──────── Material for the task

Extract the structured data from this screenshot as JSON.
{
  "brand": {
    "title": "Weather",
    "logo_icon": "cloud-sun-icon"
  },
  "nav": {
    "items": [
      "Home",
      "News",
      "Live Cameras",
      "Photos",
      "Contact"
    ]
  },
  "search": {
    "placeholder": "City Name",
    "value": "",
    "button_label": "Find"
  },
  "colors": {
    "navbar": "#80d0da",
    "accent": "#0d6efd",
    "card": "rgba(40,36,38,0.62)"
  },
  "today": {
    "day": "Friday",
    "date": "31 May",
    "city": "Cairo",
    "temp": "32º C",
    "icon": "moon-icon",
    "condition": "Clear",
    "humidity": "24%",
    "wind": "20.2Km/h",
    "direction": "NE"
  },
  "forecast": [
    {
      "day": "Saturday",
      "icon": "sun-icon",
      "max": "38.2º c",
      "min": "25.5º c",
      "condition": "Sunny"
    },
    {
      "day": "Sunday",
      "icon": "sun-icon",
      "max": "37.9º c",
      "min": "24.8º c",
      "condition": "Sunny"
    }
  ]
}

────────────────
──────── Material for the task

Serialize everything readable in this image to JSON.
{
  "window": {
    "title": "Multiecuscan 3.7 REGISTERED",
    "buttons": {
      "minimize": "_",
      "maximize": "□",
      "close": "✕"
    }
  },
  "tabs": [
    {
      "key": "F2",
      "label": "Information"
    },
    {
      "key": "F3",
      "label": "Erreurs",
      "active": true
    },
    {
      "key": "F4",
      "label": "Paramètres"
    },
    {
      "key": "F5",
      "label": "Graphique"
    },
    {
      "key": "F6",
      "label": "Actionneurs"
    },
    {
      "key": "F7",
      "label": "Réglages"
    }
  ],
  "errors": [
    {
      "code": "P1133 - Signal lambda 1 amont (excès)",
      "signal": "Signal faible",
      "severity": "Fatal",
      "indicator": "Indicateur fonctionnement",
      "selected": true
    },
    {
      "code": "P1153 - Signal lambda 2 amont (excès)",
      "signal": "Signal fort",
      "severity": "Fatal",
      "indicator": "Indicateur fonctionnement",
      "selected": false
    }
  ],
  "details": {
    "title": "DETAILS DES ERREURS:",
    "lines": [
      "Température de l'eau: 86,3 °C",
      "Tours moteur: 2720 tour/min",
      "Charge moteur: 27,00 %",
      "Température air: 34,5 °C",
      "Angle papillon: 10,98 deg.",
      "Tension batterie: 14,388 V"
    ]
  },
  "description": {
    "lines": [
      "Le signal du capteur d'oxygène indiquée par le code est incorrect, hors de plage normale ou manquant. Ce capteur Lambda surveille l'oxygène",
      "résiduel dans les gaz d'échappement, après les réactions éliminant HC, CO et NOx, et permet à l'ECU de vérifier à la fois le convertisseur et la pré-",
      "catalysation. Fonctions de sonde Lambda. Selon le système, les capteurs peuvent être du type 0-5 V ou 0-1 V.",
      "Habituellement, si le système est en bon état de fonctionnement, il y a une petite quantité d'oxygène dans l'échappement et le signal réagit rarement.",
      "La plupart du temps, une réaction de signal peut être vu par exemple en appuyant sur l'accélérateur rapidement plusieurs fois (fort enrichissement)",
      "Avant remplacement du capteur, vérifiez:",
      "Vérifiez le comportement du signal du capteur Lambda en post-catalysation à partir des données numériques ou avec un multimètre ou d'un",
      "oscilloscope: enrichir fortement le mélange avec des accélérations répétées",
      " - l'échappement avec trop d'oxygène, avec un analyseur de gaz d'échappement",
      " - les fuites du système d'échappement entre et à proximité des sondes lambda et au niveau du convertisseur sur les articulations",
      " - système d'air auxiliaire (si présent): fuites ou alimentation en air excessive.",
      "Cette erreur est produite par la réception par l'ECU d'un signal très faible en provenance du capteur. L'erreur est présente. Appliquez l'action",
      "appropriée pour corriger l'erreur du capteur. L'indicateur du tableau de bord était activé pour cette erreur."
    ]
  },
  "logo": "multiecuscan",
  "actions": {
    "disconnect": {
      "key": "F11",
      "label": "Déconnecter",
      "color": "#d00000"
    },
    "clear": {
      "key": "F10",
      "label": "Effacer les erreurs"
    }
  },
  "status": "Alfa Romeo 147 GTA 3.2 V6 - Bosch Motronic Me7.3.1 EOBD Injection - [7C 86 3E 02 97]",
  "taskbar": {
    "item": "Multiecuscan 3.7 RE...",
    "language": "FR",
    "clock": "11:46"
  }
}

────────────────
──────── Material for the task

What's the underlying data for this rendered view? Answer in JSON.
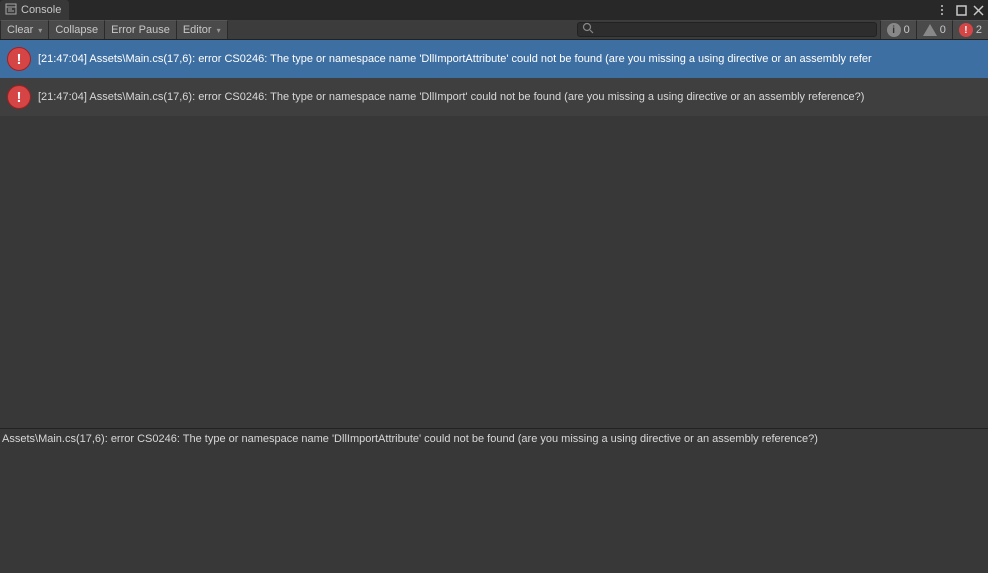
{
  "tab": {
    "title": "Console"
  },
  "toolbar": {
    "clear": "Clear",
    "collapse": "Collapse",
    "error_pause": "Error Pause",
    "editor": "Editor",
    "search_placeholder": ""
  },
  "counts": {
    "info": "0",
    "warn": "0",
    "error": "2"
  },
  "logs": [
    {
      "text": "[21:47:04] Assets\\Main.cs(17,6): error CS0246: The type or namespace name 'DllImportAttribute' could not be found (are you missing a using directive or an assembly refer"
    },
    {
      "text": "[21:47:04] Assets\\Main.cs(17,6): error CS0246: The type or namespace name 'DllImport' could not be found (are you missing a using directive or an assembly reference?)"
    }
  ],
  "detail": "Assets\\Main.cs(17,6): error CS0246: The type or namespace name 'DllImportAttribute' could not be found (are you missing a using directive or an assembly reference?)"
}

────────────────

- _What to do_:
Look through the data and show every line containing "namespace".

- _Written response_:
      "text": "[21:47:04] Assets\\Main.cs(17,6): error CS0246: The type or namespace name 'DllImportAttribute' could not be found (are you missing a using directive or an assembly refer"
      "text": "[21:47:04] Assets\\Main.cs(17,6): error CS0246: The type or namespace name 'DllImport' could not be found (are you missing a using directive or an assembly reference?)"
  "detail": "Assets\\Main.cs(17,6): error CS0246: The type or namespace name 'DllImportAttribute' could not be found (are you missing a using directive or an assembly reference?)"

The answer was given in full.